After recently mentioning that I would consider an investment in the Vanguard Wellington Fund if I wanted to create wealth in such a way that I did not have to spend much time thinking about investments or intended to pass the ownership stake on to someone that did not have much knowledge about investing (i.e. if you wanted to turn your children into trust fund babies in a way that they could not ruin it, you’d want to set up a restricted trust that only permitted the kids to receive the interest and dividend income generated by the fund, perhaps with the instruction that the assets transfer into an S&P 500 index fund if the Wellington Fund were to ever cease to exist).
Anyway, when I wrote about it recently, some readers wanted to know if they were still allowed to contribute to the fund, given the fund’s press release on February 28th, 2013:
“Vanguard Group said on Thursday it would stop opening new accounts from financial advisers and institutional customers in its popular $68 billion Wellington Fund, which invests in a mix of stocks and bonds.”
If you are an individual investor looking to start your own $3,000 investment in the Wellington Fund, you may still do so. If you already have established a position in the Vanguard Wellington Fund and you are running, say, a pension, you may continue to add to the account. However, if you were setting up a workplace pension and did not already have a position in the Wellington Fund, then you may not do so. But for most of you, you should be fine getting started with the Wellington Fund if you have yet to start.
Why would the Wellington Fund choose to close the fund down to financial advisors and the big institutions? Most ostensibly, it’s a way to protect you, the small investor. Depending on the tallied stock prices of the day, there is a total value of roughly $70 billion in the Wellington Fund. If a pension manager deposits $2 billion into the fund, it puts pressure on the Wellington management team to deploy that money effectively. That $2 billion would then get spread across all the assets, and shape your future returns as well. Given that most companies today are trading at valuations well above their ten-year averages (i.e. investors usually pay $18-$22 for each dollar of profit that Hershey generates, but today they are willing to pay $26-$29). This moderately high pricing makes it difficult for the Wellington Fund management team to deploy large infusions of cash effectively, so they have banned investors with large resources from adding cash to the fund, which would likely lower the returns for other investors.

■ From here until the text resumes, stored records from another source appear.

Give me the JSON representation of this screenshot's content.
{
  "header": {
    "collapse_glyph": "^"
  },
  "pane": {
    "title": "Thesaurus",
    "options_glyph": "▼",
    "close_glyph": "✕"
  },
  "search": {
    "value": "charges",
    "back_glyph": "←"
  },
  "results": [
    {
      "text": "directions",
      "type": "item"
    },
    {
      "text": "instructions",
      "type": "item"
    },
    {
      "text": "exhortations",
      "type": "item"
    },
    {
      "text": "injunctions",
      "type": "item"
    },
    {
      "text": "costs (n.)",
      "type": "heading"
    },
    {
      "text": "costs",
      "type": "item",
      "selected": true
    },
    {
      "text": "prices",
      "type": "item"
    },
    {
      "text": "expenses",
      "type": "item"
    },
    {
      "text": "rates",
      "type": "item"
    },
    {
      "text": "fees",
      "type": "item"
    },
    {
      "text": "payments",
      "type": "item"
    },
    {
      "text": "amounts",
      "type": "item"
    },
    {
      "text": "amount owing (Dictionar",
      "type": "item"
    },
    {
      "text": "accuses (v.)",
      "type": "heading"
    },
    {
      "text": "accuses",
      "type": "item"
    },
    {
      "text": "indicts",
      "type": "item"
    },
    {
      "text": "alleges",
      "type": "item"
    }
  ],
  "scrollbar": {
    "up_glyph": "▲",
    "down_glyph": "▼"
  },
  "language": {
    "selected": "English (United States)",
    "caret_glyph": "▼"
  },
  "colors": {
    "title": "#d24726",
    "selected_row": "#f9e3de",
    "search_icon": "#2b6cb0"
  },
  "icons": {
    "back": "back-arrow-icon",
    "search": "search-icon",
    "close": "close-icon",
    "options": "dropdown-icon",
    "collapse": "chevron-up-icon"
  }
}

Personally, I don’t own the Wellington Fund. I much prefer individual stock picking because I believe I am able to pick the kinds of companies that the Wellington Fund holds such as Chevron, Wells Fargo, Pfizer, and Colgate-Palmolive, and given that belief, it makes sense for me to bypass the 0.25% asset override that the fund charges. However, I do think that the fund can serve its purpose well—if you want to own an asset, or pass on an asset, that requires little thought or attention, it’s a great asset to own. And the good news is that, if you are an individual investor, you still have the option to establish a position in the fund if you so desire.